  11. Can I communicate with peers from my region during this course? Prior to the course, we will invite course participants to create or join “community groups.” We expect to create several community groups on Facebook (or other social media) that can be joined by people living in a certain geographic region (e.g., Hong Kong or Tanzania) or with a particular interest (e.g., nature education). If you create a community group, you should invite other course participants to join it and share information relevant to this course and your group. Alternatively, you can join any community group created by others. Information about all community groups all be posted at the end of the syllabus webpage (https://civicecology.org/course-UEE).
  12. Can I share course materials with my colleagues and friends? You are NOT allowed to share, copy, distribute, or forward any readings from this course. They are only for your own learning. All book chapters in this course are copyright protected, and nobody is permitted to share them outside this course. Course syllabus cannot be shared. However, you are welcome to share YouTube videos from this course.
  13. Can I use this course for teaching my own students in a college or university? Please contact the Civic Ecology Lab (Civicecologylab@gmail.com). For a fee, we can arrange using this online course (including course materials and discussion boards on Canvas just for your students) to support courses in other universities and colleges.
  14. What is the course email? For technical questions about Canvas and payment contact the Cornell helpdesk (helpdesk@ecornell.edu). For questions about course content and issues having to do with copyright and intellectual property, email CivicEcologyLab@gmail.com.
  15. Who are the course instructors?
    Alex Kudryavtsev (ak383@cornell.edu), http://ak383.org
    Marianne Krasny (mek2@cornell.edu), http://mariannekrasny.wordpress.com
    Yue Li (yl983@cornell.edu), http://yueyuelee.me
  16. I noticed that this course includes 25 chapters from the Urban Environmental Education Review book. Where can I access the remaining five chapters? The “Urban Environmental Education Review” book contains a total of 30 chapters.

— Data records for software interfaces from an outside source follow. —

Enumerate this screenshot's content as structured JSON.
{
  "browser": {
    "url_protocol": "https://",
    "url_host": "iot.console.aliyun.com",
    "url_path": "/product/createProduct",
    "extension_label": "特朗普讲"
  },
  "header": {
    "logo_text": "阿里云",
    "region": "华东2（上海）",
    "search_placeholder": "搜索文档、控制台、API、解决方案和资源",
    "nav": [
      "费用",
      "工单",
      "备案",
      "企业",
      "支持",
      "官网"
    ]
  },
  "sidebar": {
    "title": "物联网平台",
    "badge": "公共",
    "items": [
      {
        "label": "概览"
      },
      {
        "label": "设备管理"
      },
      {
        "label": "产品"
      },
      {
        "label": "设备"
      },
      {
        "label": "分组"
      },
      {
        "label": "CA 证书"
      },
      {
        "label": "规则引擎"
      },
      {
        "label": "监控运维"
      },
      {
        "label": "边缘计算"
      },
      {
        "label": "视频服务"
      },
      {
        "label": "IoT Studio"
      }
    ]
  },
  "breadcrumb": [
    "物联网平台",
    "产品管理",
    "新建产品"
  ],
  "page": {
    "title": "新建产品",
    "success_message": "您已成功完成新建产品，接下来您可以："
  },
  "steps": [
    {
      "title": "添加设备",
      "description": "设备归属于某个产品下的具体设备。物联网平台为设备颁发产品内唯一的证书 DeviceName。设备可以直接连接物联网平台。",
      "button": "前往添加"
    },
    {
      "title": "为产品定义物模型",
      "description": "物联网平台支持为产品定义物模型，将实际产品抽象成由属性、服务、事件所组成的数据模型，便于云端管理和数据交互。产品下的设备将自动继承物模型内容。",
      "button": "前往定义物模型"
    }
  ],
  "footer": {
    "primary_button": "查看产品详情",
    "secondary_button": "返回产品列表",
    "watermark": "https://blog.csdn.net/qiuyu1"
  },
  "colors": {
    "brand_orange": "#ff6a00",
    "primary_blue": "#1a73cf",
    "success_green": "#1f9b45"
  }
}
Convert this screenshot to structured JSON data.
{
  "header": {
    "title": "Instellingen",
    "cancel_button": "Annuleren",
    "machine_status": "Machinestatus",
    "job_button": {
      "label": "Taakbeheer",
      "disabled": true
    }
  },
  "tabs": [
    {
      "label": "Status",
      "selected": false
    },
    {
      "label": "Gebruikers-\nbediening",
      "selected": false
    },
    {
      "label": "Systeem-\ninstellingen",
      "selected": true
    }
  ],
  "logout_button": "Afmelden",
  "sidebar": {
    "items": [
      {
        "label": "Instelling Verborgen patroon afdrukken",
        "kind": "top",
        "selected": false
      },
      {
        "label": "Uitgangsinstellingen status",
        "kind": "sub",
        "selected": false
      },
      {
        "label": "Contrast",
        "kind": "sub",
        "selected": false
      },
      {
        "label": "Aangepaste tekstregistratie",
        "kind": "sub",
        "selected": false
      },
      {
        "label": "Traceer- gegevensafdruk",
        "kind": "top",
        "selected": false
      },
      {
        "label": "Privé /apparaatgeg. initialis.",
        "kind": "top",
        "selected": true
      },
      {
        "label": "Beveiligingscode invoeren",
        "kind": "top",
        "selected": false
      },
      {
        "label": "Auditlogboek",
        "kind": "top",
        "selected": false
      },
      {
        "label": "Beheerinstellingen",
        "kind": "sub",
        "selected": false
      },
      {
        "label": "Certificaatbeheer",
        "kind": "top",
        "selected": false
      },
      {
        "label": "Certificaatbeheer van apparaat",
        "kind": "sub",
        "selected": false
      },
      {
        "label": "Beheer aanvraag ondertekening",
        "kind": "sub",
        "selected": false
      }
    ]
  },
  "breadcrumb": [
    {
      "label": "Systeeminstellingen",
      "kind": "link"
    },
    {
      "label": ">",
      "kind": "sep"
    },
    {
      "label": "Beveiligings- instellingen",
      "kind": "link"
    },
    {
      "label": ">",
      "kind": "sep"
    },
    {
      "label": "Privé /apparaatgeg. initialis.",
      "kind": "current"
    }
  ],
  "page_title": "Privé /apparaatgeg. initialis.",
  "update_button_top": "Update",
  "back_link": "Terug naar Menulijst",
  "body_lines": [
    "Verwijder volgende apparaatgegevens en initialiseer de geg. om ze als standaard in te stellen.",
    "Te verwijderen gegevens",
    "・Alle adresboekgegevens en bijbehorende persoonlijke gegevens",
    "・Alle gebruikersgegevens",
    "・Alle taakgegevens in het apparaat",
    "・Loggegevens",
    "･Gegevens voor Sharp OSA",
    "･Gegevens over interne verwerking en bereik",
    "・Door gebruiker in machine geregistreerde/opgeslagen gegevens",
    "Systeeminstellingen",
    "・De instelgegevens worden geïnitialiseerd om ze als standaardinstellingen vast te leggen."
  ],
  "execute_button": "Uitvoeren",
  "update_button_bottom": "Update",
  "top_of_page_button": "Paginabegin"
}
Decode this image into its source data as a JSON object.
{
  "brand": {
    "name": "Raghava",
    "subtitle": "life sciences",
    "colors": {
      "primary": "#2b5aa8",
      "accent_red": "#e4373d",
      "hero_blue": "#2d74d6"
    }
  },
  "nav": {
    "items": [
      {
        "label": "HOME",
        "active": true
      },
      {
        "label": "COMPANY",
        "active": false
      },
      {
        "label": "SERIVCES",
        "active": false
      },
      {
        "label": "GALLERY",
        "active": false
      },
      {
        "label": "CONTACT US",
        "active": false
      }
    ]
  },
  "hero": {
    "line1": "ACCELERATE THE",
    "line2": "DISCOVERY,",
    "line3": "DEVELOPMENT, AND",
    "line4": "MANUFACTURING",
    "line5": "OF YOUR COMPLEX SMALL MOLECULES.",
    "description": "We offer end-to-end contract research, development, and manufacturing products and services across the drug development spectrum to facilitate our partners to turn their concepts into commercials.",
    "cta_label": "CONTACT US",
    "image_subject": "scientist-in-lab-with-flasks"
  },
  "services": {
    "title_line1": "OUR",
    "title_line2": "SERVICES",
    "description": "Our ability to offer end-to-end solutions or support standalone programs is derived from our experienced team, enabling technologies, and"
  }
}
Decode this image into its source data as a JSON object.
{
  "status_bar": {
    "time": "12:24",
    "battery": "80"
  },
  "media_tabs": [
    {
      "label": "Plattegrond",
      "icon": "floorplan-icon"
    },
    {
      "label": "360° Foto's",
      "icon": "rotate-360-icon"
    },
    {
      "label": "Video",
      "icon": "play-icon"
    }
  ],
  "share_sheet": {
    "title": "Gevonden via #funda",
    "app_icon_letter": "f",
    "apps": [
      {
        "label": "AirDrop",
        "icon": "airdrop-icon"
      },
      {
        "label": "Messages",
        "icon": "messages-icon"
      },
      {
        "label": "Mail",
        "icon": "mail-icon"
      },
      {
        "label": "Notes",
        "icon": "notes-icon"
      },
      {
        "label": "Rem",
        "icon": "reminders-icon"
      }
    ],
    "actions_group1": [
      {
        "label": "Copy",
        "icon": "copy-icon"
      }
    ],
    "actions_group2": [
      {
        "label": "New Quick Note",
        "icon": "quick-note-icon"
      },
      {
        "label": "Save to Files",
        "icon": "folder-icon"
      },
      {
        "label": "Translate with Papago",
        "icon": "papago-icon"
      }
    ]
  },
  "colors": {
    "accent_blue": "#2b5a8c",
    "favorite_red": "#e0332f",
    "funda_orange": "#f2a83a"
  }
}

To read all 30 chapters, you can purchase the hard copy of the book from Cornell University Press (this website also has the Table of Contents): http://cornellpress.cornell.edu/book/?GCOI=80140100988800